* [Records supplied]:

----------------

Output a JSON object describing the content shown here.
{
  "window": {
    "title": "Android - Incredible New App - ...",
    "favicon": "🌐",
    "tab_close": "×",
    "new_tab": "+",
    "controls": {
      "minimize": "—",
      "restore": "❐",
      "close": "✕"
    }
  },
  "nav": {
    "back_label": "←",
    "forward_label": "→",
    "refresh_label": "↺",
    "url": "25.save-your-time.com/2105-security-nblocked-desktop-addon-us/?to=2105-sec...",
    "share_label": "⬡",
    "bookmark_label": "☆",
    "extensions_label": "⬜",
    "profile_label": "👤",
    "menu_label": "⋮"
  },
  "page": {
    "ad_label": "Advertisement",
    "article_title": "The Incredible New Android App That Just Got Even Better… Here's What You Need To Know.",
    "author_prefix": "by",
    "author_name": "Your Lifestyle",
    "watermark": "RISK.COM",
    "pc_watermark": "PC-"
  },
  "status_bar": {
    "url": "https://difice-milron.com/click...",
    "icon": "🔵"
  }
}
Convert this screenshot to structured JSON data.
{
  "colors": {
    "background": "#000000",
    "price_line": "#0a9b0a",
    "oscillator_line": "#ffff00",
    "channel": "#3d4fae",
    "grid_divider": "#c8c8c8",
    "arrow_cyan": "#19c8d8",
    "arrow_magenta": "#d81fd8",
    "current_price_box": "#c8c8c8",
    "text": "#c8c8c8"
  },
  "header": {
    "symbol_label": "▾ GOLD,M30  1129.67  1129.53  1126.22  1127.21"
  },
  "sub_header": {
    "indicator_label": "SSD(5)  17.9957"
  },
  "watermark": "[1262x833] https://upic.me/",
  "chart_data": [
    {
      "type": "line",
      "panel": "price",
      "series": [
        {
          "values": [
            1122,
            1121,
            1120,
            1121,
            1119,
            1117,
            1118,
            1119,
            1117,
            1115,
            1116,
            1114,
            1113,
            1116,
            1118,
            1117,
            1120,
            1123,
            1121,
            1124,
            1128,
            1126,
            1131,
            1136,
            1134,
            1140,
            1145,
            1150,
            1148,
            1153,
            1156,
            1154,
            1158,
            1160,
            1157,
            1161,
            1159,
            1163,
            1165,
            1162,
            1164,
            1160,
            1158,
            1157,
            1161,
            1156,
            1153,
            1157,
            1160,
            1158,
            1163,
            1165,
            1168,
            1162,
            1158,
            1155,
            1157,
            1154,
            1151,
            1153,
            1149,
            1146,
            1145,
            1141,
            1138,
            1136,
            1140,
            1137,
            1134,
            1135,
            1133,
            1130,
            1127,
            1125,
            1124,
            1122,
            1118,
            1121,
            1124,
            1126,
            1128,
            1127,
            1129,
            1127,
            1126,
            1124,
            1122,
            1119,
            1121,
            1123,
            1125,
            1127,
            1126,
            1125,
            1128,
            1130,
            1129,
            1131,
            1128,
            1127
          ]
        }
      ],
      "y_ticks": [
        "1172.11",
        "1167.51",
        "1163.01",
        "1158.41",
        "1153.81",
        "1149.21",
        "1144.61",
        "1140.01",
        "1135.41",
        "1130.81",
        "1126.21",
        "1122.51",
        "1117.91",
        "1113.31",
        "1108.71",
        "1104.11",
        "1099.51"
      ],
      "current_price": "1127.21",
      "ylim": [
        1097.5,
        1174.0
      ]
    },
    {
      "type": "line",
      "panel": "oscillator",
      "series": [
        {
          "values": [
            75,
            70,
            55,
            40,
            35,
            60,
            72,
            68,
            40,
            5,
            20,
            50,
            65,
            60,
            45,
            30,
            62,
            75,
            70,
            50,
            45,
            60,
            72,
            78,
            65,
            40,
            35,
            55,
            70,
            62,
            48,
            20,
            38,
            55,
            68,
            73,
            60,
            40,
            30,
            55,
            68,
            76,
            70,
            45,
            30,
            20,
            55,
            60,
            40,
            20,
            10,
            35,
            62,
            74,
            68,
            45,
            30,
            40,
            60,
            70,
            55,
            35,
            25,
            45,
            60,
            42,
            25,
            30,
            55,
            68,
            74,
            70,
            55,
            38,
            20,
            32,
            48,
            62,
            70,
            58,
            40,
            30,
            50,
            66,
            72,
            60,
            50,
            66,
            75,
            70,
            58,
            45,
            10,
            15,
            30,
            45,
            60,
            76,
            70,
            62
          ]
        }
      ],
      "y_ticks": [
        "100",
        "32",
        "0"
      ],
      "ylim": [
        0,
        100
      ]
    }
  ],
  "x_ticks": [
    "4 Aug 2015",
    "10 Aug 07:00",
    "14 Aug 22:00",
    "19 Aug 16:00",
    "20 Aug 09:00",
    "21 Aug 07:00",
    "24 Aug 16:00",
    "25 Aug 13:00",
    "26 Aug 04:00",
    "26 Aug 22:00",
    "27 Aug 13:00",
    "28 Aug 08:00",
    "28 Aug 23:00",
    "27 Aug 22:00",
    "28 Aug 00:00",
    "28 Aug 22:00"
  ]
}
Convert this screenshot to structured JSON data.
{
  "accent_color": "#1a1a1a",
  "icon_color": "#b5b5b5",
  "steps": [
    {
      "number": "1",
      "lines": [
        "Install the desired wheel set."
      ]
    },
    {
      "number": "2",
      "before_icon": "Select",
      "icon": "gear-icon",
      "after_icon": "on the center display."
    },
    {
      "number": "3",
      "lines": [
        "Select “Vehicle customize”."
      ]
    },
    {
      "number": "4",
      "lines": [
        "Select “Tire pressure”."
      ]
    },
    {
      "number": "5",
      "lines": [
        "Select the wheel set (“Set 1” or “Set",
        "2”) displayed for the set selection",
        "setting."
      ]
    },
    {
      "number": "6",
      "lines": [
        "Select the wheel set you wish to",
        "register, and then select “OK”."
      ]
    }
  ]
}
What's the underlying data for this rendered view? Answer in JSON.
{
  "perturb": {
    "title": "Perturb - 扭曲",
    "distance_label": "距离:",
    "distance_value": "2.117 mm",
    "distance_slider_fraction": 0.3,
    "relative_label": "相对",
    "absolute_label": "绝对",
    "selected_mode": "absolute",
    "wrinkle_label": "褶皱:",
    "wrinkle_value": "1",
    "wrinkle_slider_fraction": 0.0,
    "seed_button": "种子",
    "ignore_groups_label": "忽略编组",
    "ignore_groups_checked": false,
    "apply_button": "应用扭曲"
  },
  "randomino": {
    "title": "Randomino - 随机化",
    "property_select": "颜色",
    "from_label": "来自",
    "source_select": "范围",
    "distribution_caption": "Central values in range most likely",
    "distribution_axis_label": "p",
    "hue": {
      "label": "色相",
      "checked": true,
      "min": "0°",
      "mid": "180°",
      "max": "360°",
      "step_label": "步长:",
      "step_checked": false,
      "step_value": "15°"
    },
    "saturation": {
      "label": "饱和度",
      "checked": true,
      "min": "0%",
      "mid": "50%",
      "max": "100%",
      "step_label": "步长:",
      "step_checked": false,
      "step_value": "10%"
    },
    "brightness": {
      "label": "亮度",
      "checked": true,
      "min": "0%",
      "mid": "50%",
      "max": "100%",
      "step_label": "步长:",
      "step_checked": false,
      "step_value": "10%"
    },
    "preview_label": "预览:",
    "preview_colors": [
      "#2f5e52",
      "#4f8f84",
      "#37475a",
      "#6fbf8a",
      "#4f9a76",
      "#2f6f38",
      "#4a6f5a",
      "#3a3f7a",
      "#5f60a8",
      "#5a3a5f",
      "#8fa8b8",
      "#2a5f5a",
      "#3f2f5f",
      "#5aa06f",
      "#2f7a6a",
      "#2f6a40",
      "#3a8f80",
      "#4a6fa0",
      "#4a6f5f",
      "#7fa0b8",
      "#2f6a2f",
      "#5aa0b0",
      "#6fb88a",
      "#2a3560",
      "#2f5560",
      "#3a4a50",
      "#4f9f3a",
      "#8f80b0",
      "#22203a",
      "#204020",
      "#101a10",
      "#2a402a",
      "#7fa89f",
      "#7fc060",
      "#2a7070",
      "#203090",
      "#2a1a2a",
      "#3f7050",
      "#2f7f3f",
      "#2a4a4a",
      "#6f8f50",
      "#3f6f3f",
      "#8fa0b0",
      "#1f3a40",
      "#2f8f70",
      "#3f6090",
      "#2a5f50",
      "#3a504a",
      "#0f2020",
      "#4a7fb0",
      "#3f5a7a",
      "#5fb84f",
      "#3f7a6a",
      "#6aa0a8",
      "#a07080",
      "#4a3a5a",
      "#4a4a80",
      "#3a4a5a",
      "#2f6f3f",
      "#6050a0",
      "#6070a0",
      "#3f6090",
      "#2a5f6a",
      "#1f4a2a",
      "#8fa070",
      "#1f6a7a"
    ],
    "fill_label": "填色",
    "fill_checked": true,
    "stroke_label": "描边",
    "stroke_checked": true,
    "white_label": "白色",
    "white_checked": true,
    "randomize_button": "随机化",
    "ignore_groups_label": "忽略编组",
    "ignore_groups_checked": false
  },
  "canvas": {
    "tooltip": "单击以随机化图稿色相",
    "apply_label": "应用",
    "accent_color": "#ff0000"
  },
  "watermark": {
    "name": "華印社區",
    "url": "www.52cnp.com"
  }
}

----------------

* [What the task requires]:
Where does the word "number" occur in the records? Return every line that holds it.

* [Task answer]:
      "number": "1",
      "number": "2",
      "number": "3",
      "number": "4",
      "number": "5",
      "number": "6",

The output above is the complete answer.